Friday, 8 February 2008
Gobbing from the Balcony, the American Election and the Dangers of Being a Dead Cert.
A friend who lives in the States (American not Emirate) sent me this link to a New York Times article and told me how the Presidential Campaign in the States was becoming a tad more exciting and inspirational than it has been for many a year. The first black president or the first woman president, is this a ‘win-win’ situation for a change in the tone of American politics? However it is also possible that Clinton and Obama are so busy tearing each other up that the solid, elder statesman McCain slips up on the inside and pips them at the post. He may be elderly but he has five years as a tortured prisoner of war in Vietnam to wave like the red badge of courage and people do like a hero, especially if the opposition is busy assuming they have it in the bag if only they get that nomination. Voters don’t like being presumed upon.
I recall watching that Grand National in the fifties when Devon Loch was tearing up to the post to win by miles and then he jumped an imaginary fence, landed on the ground and was beaten. An account of this has recently been posted on Youtube and that old Pathe news style, plus jolly background music pushes all sorts of nostalgia buttons.

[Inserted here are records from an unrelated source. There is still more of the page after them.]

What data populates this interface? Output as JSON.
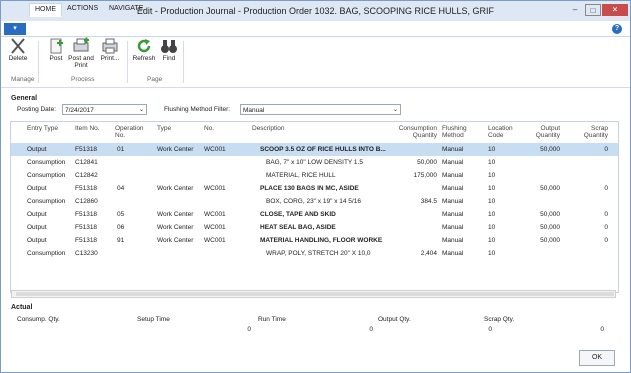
{
  "window": {
    "title": "Edit - Production Journal - Production Order 1032. BAG, SCOOPING RICE HULLS, GRIF"
  },
  "tabs": [
    {
      "label": "HOME"
    },
    {
      "label": "ACTIONS"
    },
    {
      "label": "NAVIGATE"
    }
  ],
  "ribbon": {
    "buttons": [
      {
        "label": "Delete",
        "icon": "delete-x-icon"
      },
      {
        "label": "Post",
        "icon": "post-icon"
      },
      {
        "label": "Post and Print",
        "icon": "post-print-icon"
      },
      {
        "label": "Print...",
        "icon": "print-icon"
      },
      {
        "label": "Refresh",
        "icon": "refresh-icon"
      },
      {
        "label": "Find",
        "icon": "binoculars-icon"
      }
    ],
    "groups": [
      "Manage",
      "Process",
      "Page"
    ]
  },
  "general": {
    "heading": "General",
    "posting_date_label": "Posting Date:",
    "posting_date": "7/24/2017",
    "flushing_label": "Flushing Method Filter:",
    "flushing_value": "Manual"
  },
  "grid": {
    "headers": [
      "Entry Type",
      "Item No.",
      "Operation No.",
      "Type",
      "No.",
      "Description",
      "Consumption Quantity",
      "Flushing Method",
      "Location Code",
      "Output Quantity",
      "Scrap Quantity"
    ],
    "rows": [
      {
        "entry_type": "Output",
        "item_no": "F51318",
        "op_no": "01",
        "type": "Work Center",
        "no": "WC001",
        "description": "SCOOP 3.5 OZ OF RICE HULLS INTO B...",
        "consumption": "",
        "flushing": "Manual",
        "location": "10",
        "output": "50,000",
        "scrap": "0",
        "bold": true
      },
      {
        "entry_type": "Consumption",
        "item_no": "C12841",
        "op_no": "",
        "type": "",
        "no": "",
        "description": "BAG, 7\" x 10\" LOW DENSITY 1.5",
        "consumption": "50,000",
        "flushing": "Manual",
        "location": "10",
        "output": "",
        "scrap": "",
        "bold": false
      },
      {
        "entry_type": "Consumption",
        "item_no": "C12842",
        "op_no": "",
        "type": "",
        "no": "",
        "description": "MATERIAL, RICE HULL",
        "consumption": "175,000",
        "flushing": "Manual",
        "location": "10",
        "output": "",
        "scrap": "",
        "bold": false
      },
      {
        "entry_type": "Output",
        "item_no": "F51318",
        "op_no": "04",
        "type": "Work Center",
        "no": "WC001",
        "description": "PLACE 130 BAGS IN MC, ASIDE",
        "consumption": "",
        "flushing": "Manual",
        "location": "10",
        "output": "50,000",
        "scrap": "0",
        "bold": true
      },
      {
        "entry_type": "Consumption",
        "item_no": "C12860",
        "op_no": "",
        "type": "",
        "no": "",
        "description": "BOX, CORG, 23\" x 19\" x 14 5/16",
        "consumption": "384.5",
        "flushing": "Manual",
        "location": "10",
        "output": "",
        "scrap": "",
        "bold": false
      },
      {
        "entry_type": "Output",
        "item_no": "F51318",
        "op_no": "05",
        "type": "Work Center",
        "no": "WC001",
        "description": "CLOSE, TAPE AND SKID",
        "consumption": "",
        "flushing": "Manual",
        "location": "10",
        "output": "50,000",
        "scrap": "0",
        "bold": true
      },
      {
        "entry_type": "Output",
        "item_no": "F51318",
        "op_no": "06",
        "type": "Work Center",
        "no": "WC001",
        "description": "HEAT SEAL BAG, ASIDE",
        "consumption": "",
        "flushing": "Manual",
        "location": "10",
        "output": "50,000",
        "scrap": "0",
        "bold": true
      },
      {
        "entry_type": "Output",
        "item_no": "F51318",
        "op_no": "91",
        "type": "Work Center",
        "no": "WC001",
        "description": "MATERIAL HANDLING, FLOOR WORKE",
        "consumption": "",
        "flushing": "Manual",
        "location": "10",
        "output": "50,000",
        "scrap": "0",
        "bold": true
      },
      {
        "entry_type": "Consumption",
        "item_no": "C13230",
        "op_no": "",
        "type": "",
        "no": "",
        "description": "WRAP, POLY, STRETCH 20\" X 10,0",
        "consumption": "2,404",
        "flushing": "Manual",
        "location": "10",
        "output": "",
        "scrap": "",
        "bold": false
      }
    ]
  },
  "actual": {
    "heading": "Actual",
    "fields": [
      {
        "label": "Consump. Qty.",
        "value": ""
      },
      {
        "label": "Setup Time",
        "value": "0"
      },
      {
        "label": "Run Time",
        "value": "0"
      },
      {
        "label": "Output Qty.",
        "value": "0"
      },
      {
        "label": "Scrap Qty.",
        "value": "0"
      }
    ]
  },
  "ok_label": "OK",
  "colors": {
    "accent": "#2a6cc0",
    "selected_row": "#c7ddf2"
  }
}
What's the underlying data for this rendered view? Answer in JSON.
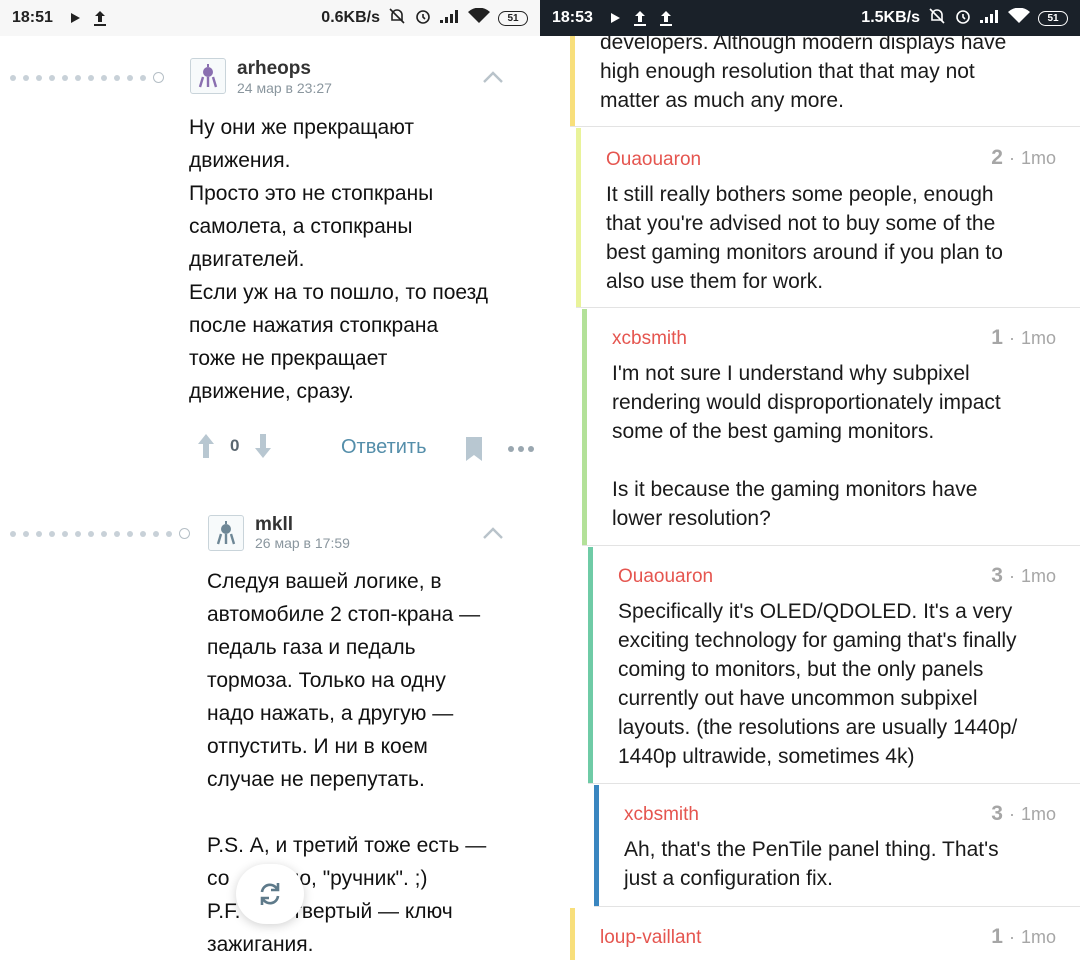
{
  "left": {
    "status": {
      "time": "18:51",
      "speed": "0.6KB/s",
      "battery": "51"
    },
    "comments": [
      {
        "author": "arheops",
        "date": "24 мар в 23:27",
        "lines": [
          "Ну они же прекращают",
          "движения.",
          "Просто это не стопкраны",
          "самолета, а стопкраны",
          "двигателей.",
          "Если уж на то пошло, то поезд",
          "после нажатия стопкрана",
          "тоже не прекращает",
          "движение, сразу."
        ],
        "score": "0",
        "reply_label": "Ответить"
      },
      {
        "author": "mkll",
        "date": "26 мар в 17:59",
        "lines": [
          "Следуя вашей логике, в",
          "автомобиле 2 стоп-крана —",
          "педаль газа и педаль",
          "тормоза. Только на одну",
          "надо нажать, а другую —",
          "отпустить. И ни в коем",
          "случае не перепутать.",
          "",
          "P.S. А, и третий тоже есть —",
          "со          но, \"ручник\". ;)",
          "P.F.       етвертый — ключ",
          "зажигания."
        ]
      }
    ]
  },
  "right": {
    "status": {
      "time": "18:53",
      "speed": "1.5KB/s",
      "battery": "51"
    },
    "colors": {
      "author": "#e5554f",
      "meta": "#a6a6a6"
    },
    "top_fragment": {
      "lines": [
        "developers. Although modern displays have",
        "high enough resolution that that may not",
        "matter as much any more."
      ],
      "bar_color": "#f8df7b"
    },
    "comments": [
      {
        "author": "Ouaouaron",
        "votes": "2",
        "age": "1mo",
        "bar_color": "#e9f39a",
        "lines": [
          "It still really bothers some people, enough",
          "that you're advised not to buy some of the",
          "best gaming monitors around if you plan to",
          "also use them for work."
        ]
      },
      {
        "author": "xcbsmith",
        "votes": "1",
        "age": "1mo",
        "bar_color": "#b3e199",
        "lines": [
          "I'm not sure I understand why subpixel",
          "rendering would disproportionately impact",
          "some of the best gaming monitors.",
          "",
          "Is it because the gaming monitors have",
          "lower resolution?"
        ]
      },
      {
        "author": "Ouaouaron",
        "votes": "3",
        "age": "1mo",
        "bar_color": "#6fcba6",
        "lines": [
          "Specifically it's OLED/QDOLED. It's a very",
          "exciting technology for gaming that's finally",
          "coming to monitors, but the only panels",
          "currently out have uncommon subpixel",
          "layouts. (the resolutions are usually 1440p/",
          "1440p ultrawide, sometimes 4k)"
        ]
      },
      {
        "author": "xcbsmith",
        "votes": "3",
        "age": "1mo",
        "bar_color": "#3a86c0",
        "lines": [
          "Ah, that's the PenTile panel thing. That's",
          "just a configuration fix."
        ]
      },
      {
        "author": "loup-vaillant",
        "votes": "1",
        "age": "1mo",
        "bar_color": "#f8df7b",
        "lines": []
      }
    ]
  }
}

There I am back in Ilkeston Road cinema for some reason called The Ritz but which bore no resemblance to anything ritzy at all. Other kids always took delight at spitting down on you from the balcony, the seats directly underneath being referred to as ‘gob alley’. Only the stupid, the naive and those with an already well honed sense of victimisation (who would in later life go on to be deemed passive aggressive) resorted to those seats. The woman with the torch who patrolled the balcony ineffectually waved it about like a searchlight at a POW camp, yelling “Pack it in or you’ll all be for it’ rather than ‘Achtung’. What the ‘it’ was that we were for was never clearly defined but the ‘it’ word was used as the ultimate deterrent. The closest we came to ‘it’ was the short, fat, balding manager who suffered from some sort of asthma and who could hardly breath by the time he got from his Office to the scene of any gobbing crime. I learnt later that at the age of seventeen he had been gassed in the first world war, hence the shortness of breath but of course even if we had known then, children are notoriously unkind when hunting in packs. Later studying Lord of the Flies at school I only had to think back to the Ilkeston Road Ritz to understand not just the metaphor but the thin veneer of civilisation and humanity that really did exist in the world.
The memorable phrase in the race commentary of course was ‘Devon Loch can’t lose’ and a nano second later, he’s on the floor and being passed. The jockey of Devon Loch was Dick Francis who subsequently went on to become famous as a fiction writer. I have a sense that should the Democratic horse fall flat in the final straight; some works of fiction will be perpetrated on the public by the jockey that is eventually given the Democrat ride as to why they lost when there appeared to be such a ground swell of opinion in America for change.
Clinton is playing the ‘I am a woman but tough as old boots’ card but she can still have a little weep to camera just to soften the PR edges if necessary. She has survived being married to a lying cheat of a husband ( quote ‘I did not have sexual relations with that girl’ unquote ) and yet they can still both move through the corridors of power like a dynasty in waiting.
Whatever the outcome at least some people have shown an interest, the poll turn outs have been high and one can only hope that come an election here the public become equally enthused to at least have an opinion and a willingness to get up off their backside and get down to a polling station. Apathy is that one horse race that collapses before the post and of course no-one is ever a winner in those circumstances.